Ayala and Yoma team up to close Myanmar's infrastructure gap
Updated: Jun 23
Conglomerates' power and water plans promise to help offset limited public funds
YUICHI NITTA, Nikkei staff writer DECEMBER 10, 2019 14:20 JST
Source: Nikkei Asian Review
YANGON -- If there is one thing Myanmar needs, it is infrastructure. Now, Yoma Group, one of the country's biggest conglomerates, is looking to build it with a partner that knows a thing or two about power grids and water supplies -- the Philippines' Ayala.
Yoma and Ayala have many overlapping businesses, from property and finance to hospitals and auto sales, but the Myanmar company has yet to seriously tackle infrastructure. Instead, it has focused on housing, restaurants, tourism and other businesses geared to Myanmar's growing middle class.
But after signing a capital tie-up deal with Ayala in November, it is ready to expand its scope.
"As it has been demonstrated by Ayala in the Philippines, our view is that the private sector can play a very important role in nation building," Melvyn Pun, chief executive of Yoma Strategic Holdings (YSH) -- the group's core Singapore-listed company -- told reporters in Yangon late last month. "There is no more important thing for Myanmar than to bridge the infrastructure gap," he added.
That gap is one reason Myanmar lags behind other Southeast Asian countries in economic growth. There are limits to what the government can afford: Tax revenue in 2017 came to 5.44 trillion kyat ($4.0 billion at the time), according to the World Bank. That is a mere fraction, about 9%, of what the Philippines earns.
Since financing infrastructure with taxpayers' money would take too long, Myanmar needs private-sector projects to help spur economic development. An increase in private infrastructure investment, meanwhile, would allow the government to devote more of its limited capital to social security and other programs.
In November, Yoma Group, founded by Melvyn's father Serge Pun, announced a deal under which Ayala would invest a total of $237.5 million in YSH and First Myanmar Investment, the group's other Yangon-listed core member. This gives Ayala a 20% stake in each company, making it the second-largest shareholder after the Pun family.
Their first joint project will center on renewable power generation.
Since 2017, Yoma has been installing electricity generating equipment that combines solar and diesel power in rural villages without grid access. Soon, the two conglomerates will set up a 50-50 joint company to invest $30 million in Yoma's mini-grid operator and bring the service to 2,000 locations by 2030, up from 250 at present.
Yoma itself could use a new income stream, as Myanmar's real estate market is slumping after a temporary boom.
The two groups also intend to start large-scale renewable power generation, mainly solar, with plans to set up plants with combined output of 200 megawatts in a number of locations in Myanmar.

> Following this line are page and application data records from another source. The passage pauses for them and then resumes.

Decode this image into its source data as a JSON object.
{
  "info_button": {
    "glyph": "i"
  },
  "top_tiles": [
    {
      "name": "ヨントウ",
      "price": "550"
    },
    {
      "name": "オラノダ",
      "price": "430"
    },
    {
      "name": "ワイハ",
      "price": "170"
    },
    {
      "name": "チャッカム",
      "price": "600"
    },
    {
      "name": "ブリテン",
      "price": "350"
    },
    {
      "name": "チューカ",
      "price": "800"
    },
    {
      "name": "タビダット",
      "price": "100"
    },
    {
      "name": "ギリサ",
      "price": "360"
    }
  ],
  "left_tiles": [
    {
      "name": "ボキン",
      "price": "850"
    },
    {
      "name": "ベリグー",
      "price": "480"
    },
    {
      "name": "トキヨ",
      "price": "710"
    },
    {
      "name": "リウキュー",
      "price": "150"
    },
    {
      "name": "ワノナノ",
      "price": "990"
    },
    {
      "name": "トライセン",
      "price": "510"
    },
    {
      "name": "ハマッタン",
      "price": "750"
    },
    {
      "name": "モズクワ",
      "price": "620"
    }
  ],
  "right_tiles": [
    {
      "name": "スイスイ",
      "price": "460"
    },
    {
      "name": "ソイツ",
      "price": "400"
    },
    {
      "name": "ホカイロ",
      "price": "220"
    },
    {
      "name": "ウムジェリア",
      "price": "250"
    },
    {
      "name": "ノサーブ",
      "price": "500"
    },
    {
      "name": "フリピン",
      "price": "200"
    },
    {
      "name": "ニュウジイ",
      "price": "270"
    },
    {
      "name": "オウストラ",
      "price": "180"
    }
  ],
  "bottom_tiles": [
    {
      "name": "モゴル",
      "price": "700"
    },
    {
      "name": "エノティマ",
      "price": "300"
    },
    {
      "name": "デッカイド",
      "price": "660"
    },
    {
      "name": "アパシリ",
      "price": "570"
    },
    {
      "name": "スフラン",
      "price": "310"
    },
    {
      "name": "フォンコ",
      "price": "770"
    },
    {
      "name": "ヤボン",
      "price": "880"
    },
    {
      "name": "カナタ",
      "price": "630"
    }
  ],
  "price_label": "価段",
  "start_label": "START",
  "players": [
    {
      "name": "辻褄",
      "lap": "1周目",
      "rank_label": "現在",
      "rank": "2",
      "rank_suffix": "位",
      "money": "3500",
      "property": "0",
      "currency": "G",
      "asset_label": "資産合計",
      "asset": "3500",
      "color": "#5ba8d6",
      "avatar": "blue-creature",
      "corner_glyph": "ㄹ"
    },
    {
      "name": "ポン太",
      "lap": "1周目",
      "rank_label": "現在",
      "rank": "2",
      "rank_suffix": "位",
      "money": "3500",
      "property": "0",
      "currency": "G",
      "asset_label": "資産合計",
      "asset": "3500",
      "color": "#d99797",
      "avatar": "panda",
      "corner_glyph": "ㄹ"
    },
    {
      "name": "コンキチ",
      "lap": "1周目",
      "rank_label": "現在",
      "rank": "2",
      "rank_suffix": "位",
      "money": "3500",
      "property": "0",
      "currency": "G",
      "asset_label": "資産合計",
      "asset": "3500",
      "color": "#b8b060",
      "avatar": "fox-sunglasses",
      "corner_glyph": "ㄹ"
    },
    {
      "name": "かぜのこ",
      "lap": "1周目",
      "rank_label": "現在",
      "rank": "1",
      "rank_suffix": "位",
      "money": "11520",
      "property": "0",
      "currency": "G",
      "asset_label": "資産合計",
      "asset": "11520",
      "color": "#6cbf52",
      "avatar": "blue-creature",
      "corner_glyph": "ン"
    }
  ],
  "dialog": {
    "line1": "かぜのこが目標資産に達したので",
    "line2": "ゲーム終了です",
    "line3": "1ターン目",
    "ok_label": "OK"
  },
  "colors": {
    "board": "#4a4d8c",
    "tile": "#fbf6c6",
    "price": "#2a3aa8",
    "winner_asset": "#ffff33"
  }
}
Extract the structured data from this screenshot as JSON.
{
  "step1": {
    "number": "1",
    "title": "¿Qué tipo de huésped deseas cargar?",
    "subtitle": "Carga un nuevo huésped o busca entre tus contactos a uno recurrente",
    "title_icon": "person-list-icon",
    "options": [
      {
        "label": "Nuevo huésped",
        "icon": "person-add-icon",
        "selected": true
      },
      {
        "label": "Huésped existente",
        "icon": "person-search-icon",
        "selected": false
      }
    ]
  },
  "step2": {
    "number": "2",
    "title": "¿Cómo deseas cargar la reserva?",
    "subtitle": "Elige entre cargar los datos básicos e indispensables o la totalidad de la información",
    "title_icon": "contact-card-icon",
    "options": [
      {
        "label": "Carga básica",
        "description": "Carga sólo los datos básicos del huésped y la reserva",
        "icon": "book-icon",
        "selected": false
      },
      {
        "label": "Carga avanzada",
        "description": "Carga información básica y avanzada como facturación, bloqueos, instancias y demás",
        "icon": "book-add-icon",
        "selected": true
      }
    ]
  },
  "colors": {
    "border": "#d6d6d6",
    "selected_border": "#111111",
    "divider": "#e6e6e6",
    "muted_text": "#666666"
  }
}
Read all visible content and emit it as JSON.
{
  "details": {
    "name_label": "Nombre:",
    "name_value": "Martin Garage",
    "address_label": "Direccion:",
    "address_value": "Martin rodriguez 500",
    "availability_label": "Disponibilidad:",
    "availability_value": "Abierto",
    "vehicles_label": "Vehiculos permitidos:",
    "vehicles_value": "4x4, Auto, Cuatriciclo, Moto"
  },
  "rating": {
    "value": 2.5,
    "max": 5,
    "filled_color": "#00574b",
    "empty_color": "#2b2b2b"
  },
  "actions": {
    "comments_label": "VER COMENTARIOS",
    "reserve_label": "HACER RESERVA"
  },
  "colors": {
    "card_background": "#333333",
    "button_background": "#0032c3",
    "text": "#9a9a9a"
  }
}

While Myanmar has a single solar power plant capable of generating 40 MW operated by a Thai company in Magway, in the central part of the country, Ayala brings more advanced expertise to the table. In April, the Philippine company switched on a 330 MW solar power plant, one of the largest in Southeast Asia, in central Vietnam through a tie-up with BIM Group.
In addition, with a joint bid, Yoma and Ayala are looking to capitalize on the city of Yangon's plan to privatize its water business.
Myanmar's socialist past left it with numerous state-run businesses. Privatization began with the government's announcement in 2018 of the Myanmar Sustainable Development Plan, which envisions converting state operations into public entities and then privatizing those deemed commercially viable.
The Myanmar government "may not be as progressive as we would like to see in the process of privatization, but the direction is there and the steps are already there," said Serge Pun, chairman of Yoma Group, at a news conference in late November.
To provide utility services, such as power and water, at affordable prices, which was "proven" in the experience of the Philippines, "You will have to rely upon the private sector to provide capital and expertise," he added.
The Yangon City Development Committee in August announced plans to privatize water distribution in the near future. Ayala and Yoma have already submitted a letter of intent and plan to bid jointly for the project.
Ayala can cite its experience with unit Manila Water, which manages the supply and sewage services in the eastern half of Metropolitan Manila. In Yangon, it participated in a project with Japan's Mitsubishi Corp. to modernize distribution pipes and meters from 2014 to 2017, contributing to a 70% cut in non revenue water -- water that is lost before reaching customers due to leaks or theft.
The conglomerates will have to clear some hurdles to realize their infrastructure ambitions. For example, the Southeast Asian country still lacks a legal framework for farming out such work, even though foreign companies are to take on long-term, potentially risky projects.
"What I learned in our own country is that foreign companies who want to invest into our project ask for very clear rules and guidelines," said Fernando Zobel de Ayala, president and chief operating officer of Ayala, at the news conference.